ASSIGNMENT: Leave no line out; reproduce the listing exactly.

DATASET CONTENT:
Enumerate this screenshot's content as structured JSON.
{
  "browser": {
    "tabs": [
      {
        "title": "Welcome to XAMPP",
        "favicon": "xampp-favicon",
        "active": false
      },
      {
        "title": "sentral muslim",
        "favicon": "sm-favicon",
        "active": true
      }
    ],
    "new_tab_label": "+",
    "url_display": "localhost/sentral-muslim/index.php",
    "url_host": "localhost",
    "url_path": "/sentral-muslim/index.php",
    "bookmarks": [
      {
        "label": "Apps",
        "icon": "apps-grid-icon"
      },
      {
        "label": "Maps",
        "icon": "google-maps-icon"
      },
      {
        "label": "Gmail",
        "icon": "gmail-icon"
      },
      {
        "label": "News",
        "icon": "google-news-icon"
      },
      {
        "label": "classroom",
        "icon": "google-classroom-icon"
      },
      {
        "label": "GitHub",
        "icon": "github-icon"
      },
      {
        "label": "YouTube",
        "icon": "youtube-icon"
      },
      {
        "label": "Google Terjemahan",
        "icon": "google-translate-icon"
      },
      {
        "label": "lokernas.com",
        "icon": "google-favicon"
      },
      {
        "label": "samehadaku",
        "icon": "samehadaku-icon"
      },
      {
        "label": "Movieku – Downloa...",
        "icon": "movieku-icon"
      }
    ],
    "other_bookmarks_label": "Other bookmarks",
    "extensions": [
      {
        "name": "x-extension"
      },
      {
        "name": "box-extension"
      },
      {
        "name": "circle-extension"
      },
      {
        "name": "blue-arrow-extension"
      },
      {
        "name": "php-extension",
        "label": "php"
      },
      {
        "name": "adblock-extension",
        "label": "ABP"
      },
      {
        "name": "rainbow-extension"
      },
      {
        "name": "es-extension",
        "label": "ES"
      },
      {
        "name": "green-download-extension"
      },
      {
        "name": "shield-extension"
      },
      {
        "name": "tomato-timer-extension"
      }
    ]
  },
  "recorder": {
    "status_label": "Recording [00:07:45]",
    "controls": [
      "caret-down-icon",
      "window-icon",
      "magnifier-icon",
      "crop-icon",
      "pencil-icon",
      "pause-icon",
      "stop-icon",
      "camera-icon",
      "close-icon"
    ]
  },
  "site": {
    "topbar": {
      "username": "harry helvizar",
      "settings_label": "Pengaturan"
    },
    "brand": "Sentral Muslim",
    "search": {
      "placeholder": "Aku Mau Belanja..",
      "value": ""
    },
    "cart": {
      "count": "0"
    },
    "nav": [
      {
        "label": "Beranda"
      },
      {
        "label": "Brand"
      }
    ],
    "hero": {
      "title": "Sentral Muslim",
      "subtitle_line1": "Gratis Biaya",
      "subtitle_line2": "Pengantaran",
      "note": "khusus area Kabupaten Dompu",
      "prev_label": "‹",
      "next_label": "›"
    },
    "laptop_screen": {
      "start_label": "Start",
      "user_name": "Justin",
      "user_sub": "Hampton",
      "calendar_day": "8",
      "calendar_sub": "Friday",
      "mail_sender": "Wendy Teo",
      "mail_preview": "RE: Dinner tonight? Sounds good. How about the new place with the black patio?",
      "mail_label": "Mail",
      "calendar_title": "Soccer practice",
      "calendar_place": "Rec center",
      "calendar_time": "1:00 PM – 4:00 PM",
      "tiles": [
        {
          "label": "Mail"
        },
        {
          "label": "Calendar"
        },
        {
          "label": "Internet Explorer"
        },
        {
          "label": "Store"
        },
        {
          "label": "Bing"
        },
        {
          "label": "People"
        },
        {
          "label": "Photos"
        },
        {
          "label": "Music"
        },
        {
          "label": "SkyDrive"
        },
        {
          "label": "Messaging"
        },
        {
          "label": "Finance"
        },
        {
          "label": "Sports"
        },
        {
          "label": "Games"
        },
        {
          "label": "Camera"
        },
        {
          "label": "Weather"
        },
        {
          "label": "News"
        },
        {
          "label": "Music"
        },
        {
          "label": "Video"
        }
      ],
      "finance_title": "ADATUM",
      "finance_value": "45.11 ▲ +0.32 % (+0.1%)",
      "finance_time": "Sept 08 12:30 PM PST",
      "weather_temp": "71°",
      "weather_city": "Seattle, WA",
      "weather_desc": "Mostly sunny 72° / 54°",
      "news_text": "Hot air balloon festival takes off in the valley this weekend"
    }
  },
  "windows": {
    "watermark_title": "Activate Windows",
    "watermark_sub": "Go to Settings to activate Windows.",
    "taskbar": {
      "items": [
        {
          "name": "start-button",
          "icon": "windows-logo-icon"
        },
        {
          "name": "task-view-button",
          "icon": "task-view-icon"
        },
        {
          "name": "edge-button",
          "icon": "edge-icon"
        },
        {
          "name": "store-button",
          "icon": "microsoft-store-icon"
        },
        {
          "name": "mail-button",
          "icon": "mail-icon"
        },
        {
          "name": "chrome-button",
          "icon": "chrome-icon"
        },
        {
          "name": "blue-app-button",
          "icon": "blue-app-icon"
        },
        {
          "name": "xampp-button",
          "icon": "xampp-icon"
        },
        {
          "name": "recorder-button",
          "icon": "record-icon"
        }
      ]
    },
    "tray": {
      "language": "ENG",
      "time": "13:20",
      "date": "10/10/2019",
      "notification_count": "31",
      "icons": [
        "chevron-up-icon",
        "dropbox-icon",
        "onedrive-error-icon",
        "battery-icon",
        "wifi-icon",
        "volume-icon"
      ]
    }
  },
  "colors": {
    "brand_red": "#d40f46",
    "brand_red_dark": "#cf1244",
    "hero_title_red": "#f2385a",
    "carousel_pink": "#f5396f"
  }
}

SOLUTION TO THE PROBLEM:
Enumerate this screenshot's content as structured JSON.
{
  "browser": {
    "tabs": [
      {
        "title": "Welcome to XAMPP",
        "favicon": "xampp-favicon",
        "active": false
      },
      {
        "title": "sentral muslim",
        "favicon": "sm-favicon",
        "active": true
      }
    ],
    "new_tab_label": "+",
    "url_display": "localhost/sentral-muslim/index.php",
    "url_host": "localhost",
    "url_path": "/sentral-muslim/index.php",
    "bookmarks": [
      {
        "label": "Apps",
        "icon": "apps-grid-icon"
      },
      {
        "label": "Maps",
        "icon": "google-maps-icon"
      },
      {
        "label": "Gmail",
        "icon": "gmail-icon"
      },
      {
        "label": "News",
        "icon": "google-news-icon"
      },
      {
        "label": "classroom",
        "icon": "google-classroom-icon"
      },
      {
        "label": "GitHub",
        "icon": "github-icon"
      },
      {
        "label": "YouTube",
        "icon": "youtube-icon"
      },
      {
        "label": "Google Terjemahan",
        "icon": "google-translate-icon"
      },
      {
        "label": "lokernas.com",
        "icon": "google-favicon"
      },
      {
        "label": "samehadaku",
        "icon": "samehadaku-icon"
      },
      {
        "label": "Movieku – Downloa...",
        "icon": "movieku-icon"
      }
    ],
    "other_bookmarks_label": "Other bookmarks",
    "extensions": [
      {
        "name": "x-extension"
      },
      {
        "name": "box-extension"
      },
      {
        "name": "circle-extension"
      },
      {
        "name": "blue-arrow-extension"
      },
      {
        "name": "php-extension",
        "label": "php"
      },
      {
        "name": "adblock-extension",
        "label": "ABP"
      },
      {
        "name": "rainbow-extension"
      },
      {
        "name": "es-extension",
        "label": "ES"
      },
      {
        "name": "green-download-extension"
      },
      {
        "name": "shield-extension"
      },
      {
        "name": "tomato-timer-extension"
      }
    ]
  },
  "recorder": {
    "status_label": "Recording [00:07:45]",
    "controls": [
      "caret-down-icon",
      "window-icon",
      "magnifier-icon",
      "crop-icon",
      "pencil-icon",
      "pause-icon",
      "stop-icon",
      "camera-icon",
      "close-icon"
    ]
  },
  "site": {
    "topbar": {
      "username": "harry helvizar",
      "settings_label": "Pengaturan"
    },
    "brand": "Sentral Muslim",
    "search": {
      "placeholder": "Aku Mau Belanja..",
      "value": ""
    },
    "cart": {
      "count": "0"
    },
    "nav": [
      {
        "label": "Beranda"
      },
      {
        "label": "Brand"
      }
    ],
    "hero": {
      "title": "Sentral Muslim",
      "subtitle_line1": "Gratis Biaya",
      "subtitle_line2": "Pengantaran",
      "note": "khusus area Kabupaten Dompu",
      "prev_label": "‹",
      "next_label": "›"
    },
    "laptop_screen": {
      "start_label": "Start",
      "user_name": "Justin",
      "user_sub": "Hampton",
      "calendar_day": "8",
      "calendar_sub": "Friday",
      "mail_sender": "Wendy Teo",
      "mail_preview": "RE: Dinner tonight? Sounds good. How about the new place with the black patio?",
      "mail_label": "Mail",
      "calendar_title": "Soccer practice",
      "calendar_place": "Rec center",
      "calendar_time": "1:00 PM – 4:00 PM",
      "tiles": [
        {
          "label": "Mail"
        },
        {
          "label": "Calendar"
        },
        {
          "label": "Internet Explorer"
        },
        {
          "label": "Store"
        },
        {
          "label": "Bing"
        },
        {
          "label": "People"
        },
        {
          "label": "Photos"
        },
        {
          "label": "Music"
        },
        {
          "label": "SkyDrive"
        },
        {
          "label": "Messaging"
        },
        {
          "label": "Finance"
        },
        {
          "label": "Sports"
        },
        {
          "label": "Games"
        },
        {
          "label": "Camera"
        },
        {
          "label": "Weather"
        },
        {
          "label": "News"
        },
        {
          "label": "Music"
        },
        {
          "label": "Video"
        }
      ],
      "finance_title": "ADATUM",
      "finance_value": "45.11 ▲ +0.32 % (+0.1%)",
      "finance_time": "Sept 08 12:30 PM PST",
      "weather_temp": "71°",
      "weather_city": "Seattle, WA",
      "weather_desc": "Mostly sunny 72° / 54°",
      "news_text": "Hot air balloon festival takes off in the valley this weekend"
    }
  },
  "windows": {
    "watermark_title": "Activate Windows",
    "watermark_sub": "Go to Settings to activate Windows.",
    "taskbar": {
      "items": [
        {
          "name": "start-button",
          "icon": "windows-logo-icon"
        },
        {
          "name": "task-view-button",
          "icon": "task-view-icon"
        },
        {
          "name": "edge-button",
          "icon": "edge-icon"
        },
        {
          "name": "store-button",
          "icon": "microsoft-store-icon"
        },
        {
          "name": "mail-button",
          "icon": "mail-icon"
        },
        {
          "name": "chrome-button",
          "icon": "chrome-icon"
        },
        {
          "name": "blue-app-button",
          "icon": "blue-app-icon"
        },
        {
          "name": "xampp-button",
          "icon": "xampp-icon"
        },
        {
          "name": "recorder-button",
          "icon": "record-icon"
        }
      ]
    },
    "tray": {
      "language": "ENG",
      "time": "13:20",
      "date": "10/10/2019",
      "notification_count": "31",
      "icons": [
        "chevron-up-icon",
        "dropbox-icon",
        "onedrive-error-icon",
        "battery-icon",
        "wifi-icon",
        "volume-icon"
      ]
    }
  },
  "colors": {
    "brand_red": "#d40f46",
    "brand_red_dark": "#cf1244",
    "hero_title_red": "#f2385a",
    "carousel_pink": "#f5396f"
  }
}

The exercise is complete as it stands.